File Integrity Monitoring systems are great for notifying users when important files are being changed, and can even prevent the changes from sticking. In this post, I’ll show you how to build your own basic FIM using Python, alerting on changes by sending messages to the console.
Note: I’ve created a new directory for this project, and added a few junk files in addition to my
BasicFIM.py script. You can add any files you want.
Getting the files to monitor
The first step we’ll take, is to gather up all the files in our script’s directory. After all, we need something to monitor, right?
- Line 1: We start by adding
import osto the top of our script, giving us access to Python’s built-in OS module. We’ll need this for tasks like grabbing directories and determining their contents.
- Line 3: This line has a lot going on, so I’ll break it down into pieces
for item in os.listdir('.'): The
listdir()function is used to retrieve all items found in a given path. Here, we use
'.', which is the string constant for the current working directory.
if os.path.isfile(item): Utilizing the
osmodule again, the
os.pathreturns a boolean after determining whether or not our item is a file.
[item for item in os.listdir('.') if os.path.isfile(item)]: Just one of the many ways to use List Comprehensions in Python, this code reads out as “For each of the items in the directory, add it to the list if it’s a file”.
- Line 4: A simple printing of the filename to the console
Calculating the hash
There are many different types of hashes to chose from, all with varying speeds and levels of security. In a production-level FIM, you’ll want to take things like calculation speed and collisions into account, but for the purposes of this post, we’ll use MD5.
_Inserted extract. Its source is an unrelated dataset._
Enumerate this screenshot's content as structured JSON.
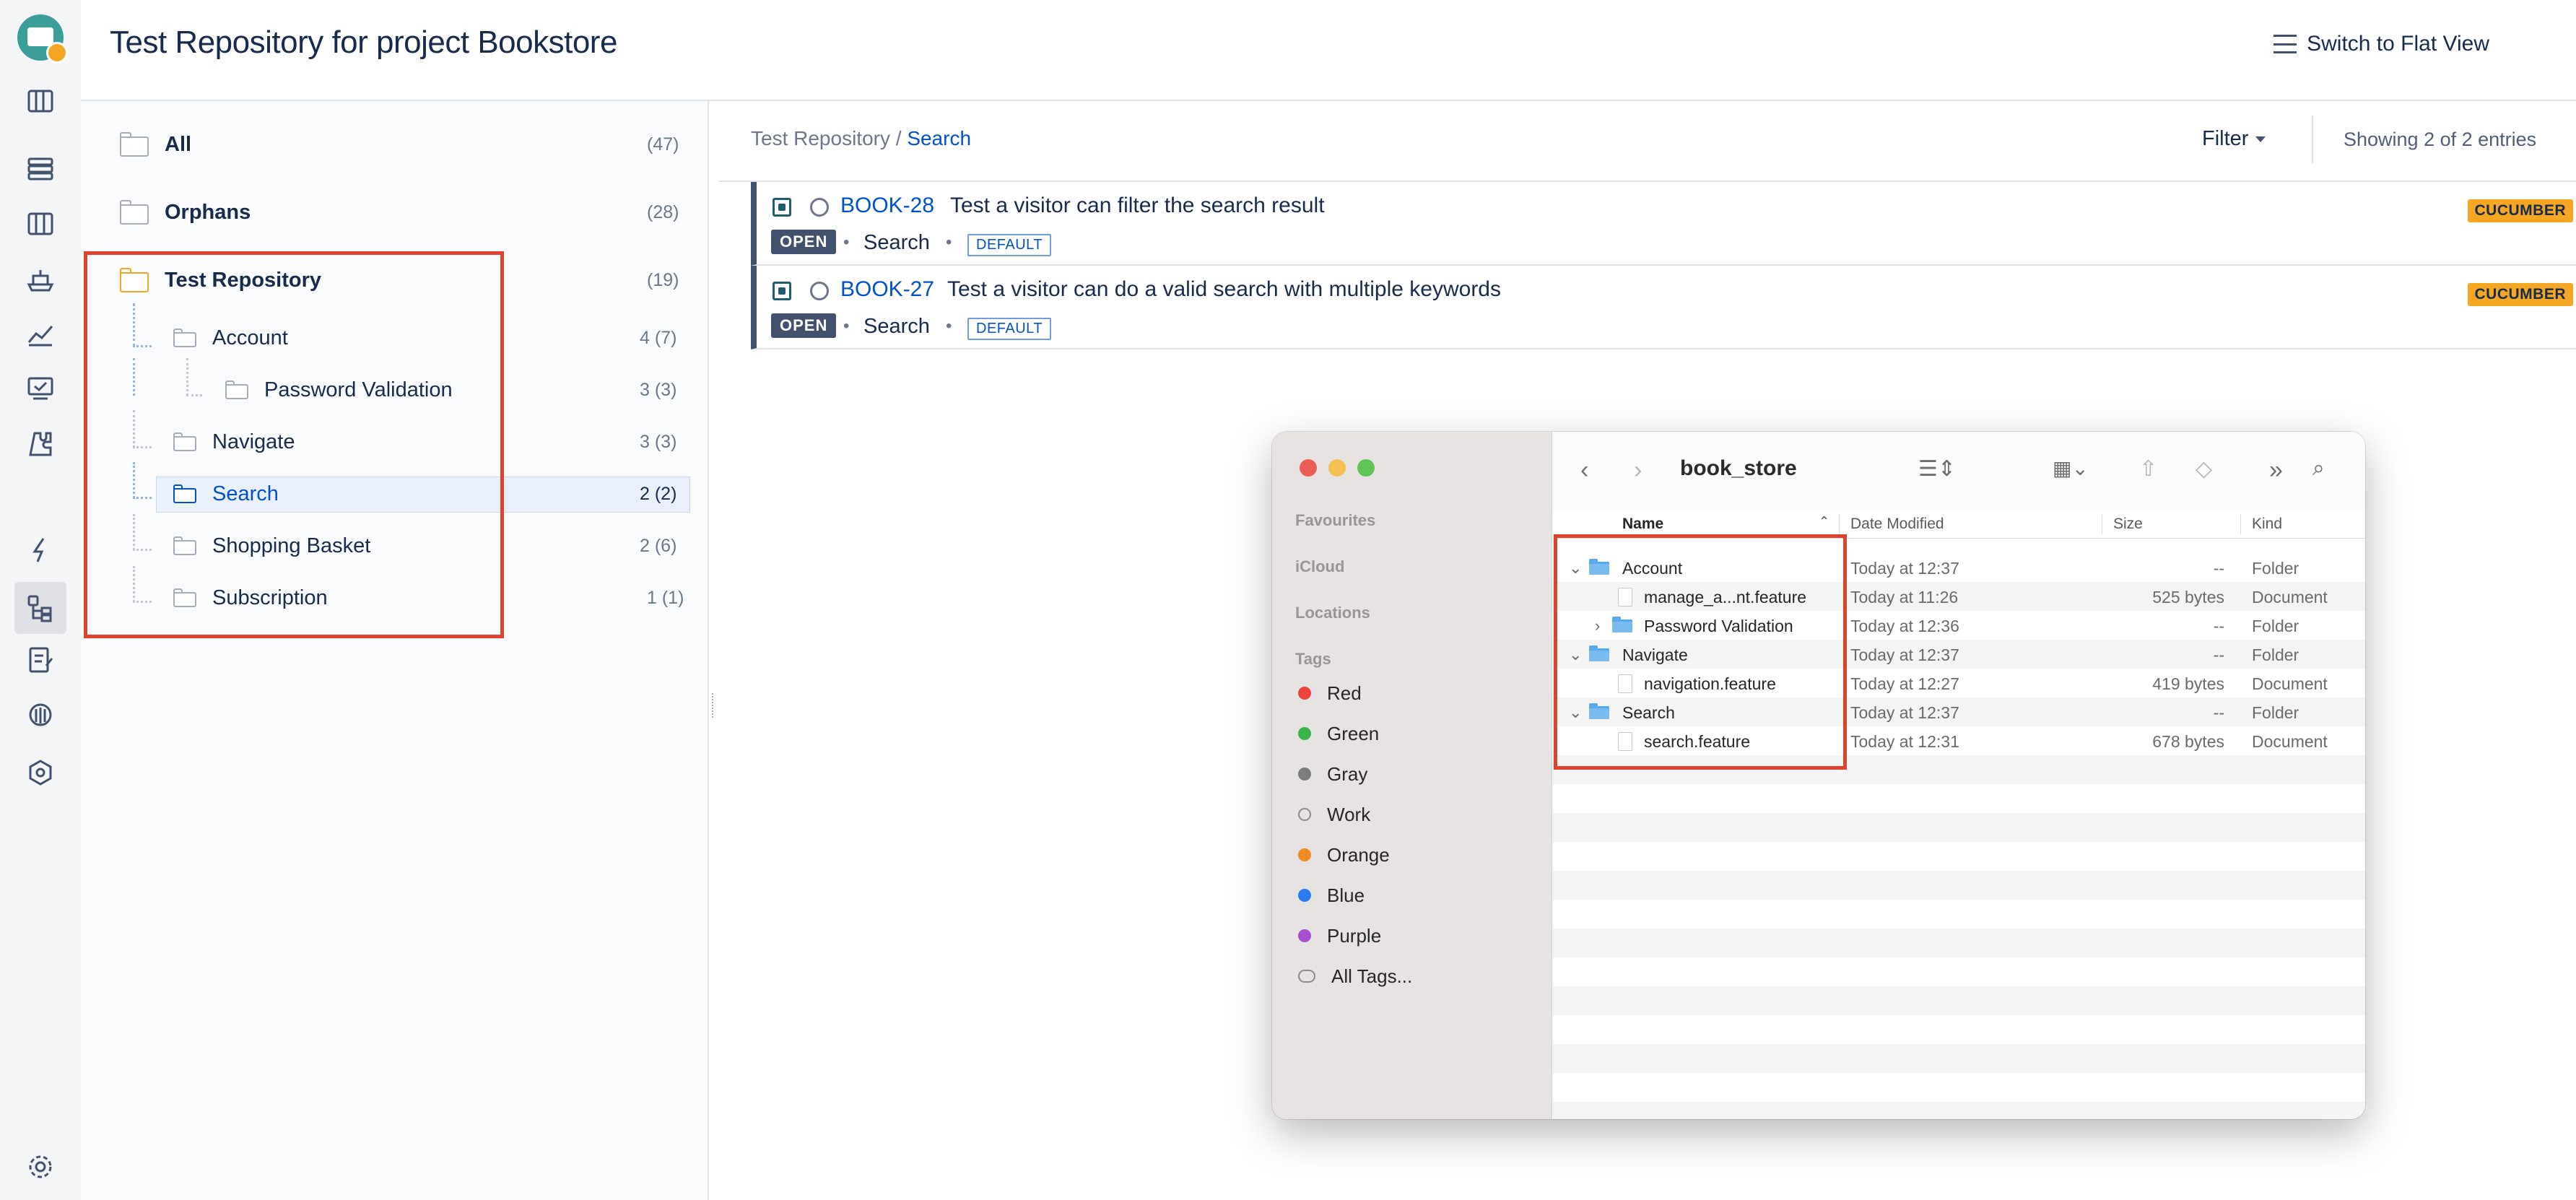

- Line 1: Here, we add the
hashlibmodule so we can access the hashing functions we’ll need later.
- Line 4: Creates a new instance of
- Line 6: Because we may be monitoring files larger than our available memory, we need to break them into chunks to keep the system from halting. The
iter()function allows us to repeatedly perform a task until certain criteria is met. In this case, we are using a
lambdato read out 2048 bytes at a time, and will stop once the file reaches its end, returning
''. (Note: The reason behind 2048 is that MD5 uses a block size of 128. By using a multiple of that, we can not only read the file faster, but help to calculate the hash faster as well.)
- Line 7: Using the byte chunks gathered from the previous line, we use the
update()function to push the new chunk into the hash object.
- Line 8: Generates the MD5 hash in hexadecimal format.
So now that you’ve got your files hashed, it’s time to put them some place where you can access them later.
- Line 3: Start by declaring a new variable,
files, as an empty dictionary.
- Line 10: Python loves to make things easy. This line is actually doing two things depending on whether or not the file has already been seen. If
fileis not currently a key in
files, it is added with its value set to
filedoes exist in the keys, its value is updated to the new hash.
Send a useful alert
Here’s where you get to be creative! When it comes to alerting, you have a number of options to choose from. Customize the format, come up with a creative message, write to the console, send an email or text message, the possibilities are endless!
- Line 1: We need to import the
timemodule in order to access some date/time information.
- Line 10: To simplify this line, I’ll break it down into pieces
time.strftime("%Y-%m-%d %H:%M:%S"): Using the
strftime()function, we can pass it a string format for it to output. If you want to make your own format, or just learn more about
strftime(), check this out
'%s\t%s has been changed!'%(string, string): This is just one of Python’s many ways to format a string. By replacing
%swith string variables (
%dfor numbers), you can create strings cleanly (‘no need’+’ for ‘+’this’).
Detecting the change
Because we trust the baseline hashes and only want to be alerted when they change, we need to add some sort of check to prevent our alert from always going off.
- Line 10: If
fileexists in the keys of
files(preventing alerts on the first run), and
md5is not the same as
files[file]’s value (the file has been changed), the alert will be triggered.
After this step, you shouldn’t see anything! But that will change shortly…
So far, you’ve scanned your directory, picked out the files, collected their hashes, and added alerts. For this final step, we’ll throw it all in a loop to keep the code running and start the monitoring.
- Line 4: Creates a never-ending loop, rechecking our files with each iteration.
- Line 14: After each iteration, we want to make sure to pause our monitoring. Without this pause, we would occasionally run into permission issues and crash the script.
Congratulations! You’ve built your very own File Integrity Monitor. Even though it’s very basic, all the core fundamentals are there for you to build off of. If you are interested in learning more, check back for future posts on building a more advanced FIM (along with other security related goodies).